Democratic members of the Senate Judiciary Committee have given Harlan Crow, a billionaire Republican donor, until May 22 to provide the panel with a full accounting of gifts and other valuable benefits provided to Justice Clarence Thomas or other members of the Supreme Court.
In a letter sent on Monday, Senator Richard J. Durbin of Illinois, the chairman of the committee, led fellow Democrats in pressing Mr. Crow for documentation of gifts and travel provided to justices as well as any real estate transactions involving members of the court. The letter sought information on benefits valued above $415 — the threshold for reporting such transactions for federal judges — including admission to private clubs.
The committee’s action followed reports by ProPublica and others that Mr. Crow provided luxury travel for Justice Thomas, purchased real estate from him and paid private school tuition for his relative — arrangements that were not reported on the justice’s financial disclosures.
Members of the Supreme Court have said they are not bound by the disclosure rules applied to the rest of the federal judiciary but that they do voluntarily abide by them.
The disclosures of the financial ties between Mr. Crow and Justice Thomas have intensified calls for tighter disclosure and ethics rules on the court, though Chief Justice John G. Roberts Jr. has said the court is capable of policing itself.
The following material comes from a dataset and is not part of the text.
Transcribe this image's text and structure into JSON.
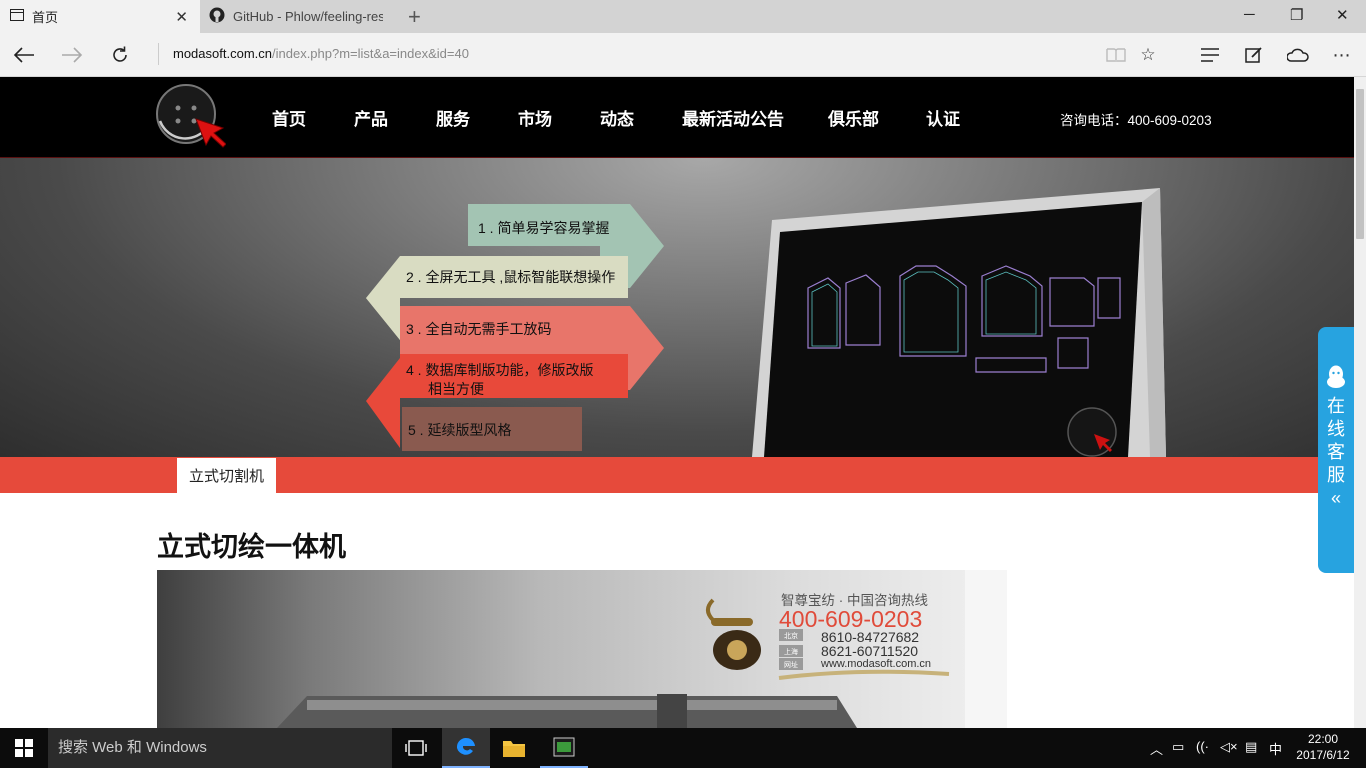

He refused to take part in a recent Judiciary Committee hearing on possible new ethics rules, citing separation of powers issues.
In the letter, the Democrats said the information they were seeking from Mr. Crow would help the committee correct shortcomings in the court’s current ethics and disclosure framework.
“We’re seeking information on whether individuals with interests before the Supreme Court were able to gain access to Justices through gifts, lodging, and travel from Harlan Crow and his companies,” Mr. Durbin said in a tweet on Tuesday. “If the Supreme Court won’t implement ethics reform itself, @JudiciaryDems will.”
Justice Thomas has said he did not believe he was obligated to disclose his travel given his friendship with Mr. Crow and an exemption from disclosure requirements for personal hospitality.
Mr. Durbin has so far held back from threatening subpoenas to obtain information or compel testimony from the justices or others. It is unclear whether he would have the votes to issue them, given the long-running absence for medical reasons of Senator Dianne Feinstein, Democrat of California, a senior member of the panel. Ms. Feinstein signed the new letter to Mr. Crow, but her unavailability could prevent the committee’s Democrats from winning approval of a subpoena, given Republican opposition.
The Senate Finance Committee is seeking similar information from Mr. Crow. In a letter after the initial reports of Mr. Crow’s undisclosed expenditures on behalf of Justice Thomas, Senator Ron Wyden, Democrat of Oregon and the chairman of that panel, asked Mr. Crow for a similar listing of any benefits provided to the justice, saying the panel wanted to assess whether tax laws had been followed.
“The American public deserves a full accounting of the full extent of your largesse towards Justice Thomas, including whether these gifts complied with all relevant federal tax and ethics laws,” Mr. Wyden’s letter said. He said that if Mr. Crow failed to comply voluntarily with his request for documentation, he would “explore using other tools at the committee’s disposal to obtain this critical information.”
Besides Mr. Crow himself, the Judiciary Committee Democrats also sought information from the business entities affiliated with Mr. Crow that were responsible for accommodating Justice Thomas at an Adirondacks resort and on a private jet and yacht. Letters to those companies asked for the itineraries of Justice Thomas or any other member of the Supreme Court, as well as the identities of others traveling with them.
“The appearance of special access to the justices — that is not available to all Americans — is corrosive to the legitimacy of the court because, at minimum, it creates an appearance of undue influence that undermines the public’s trust in the court’s impartiality,” the Judiciary Committee Democrats wrote in explaining their request.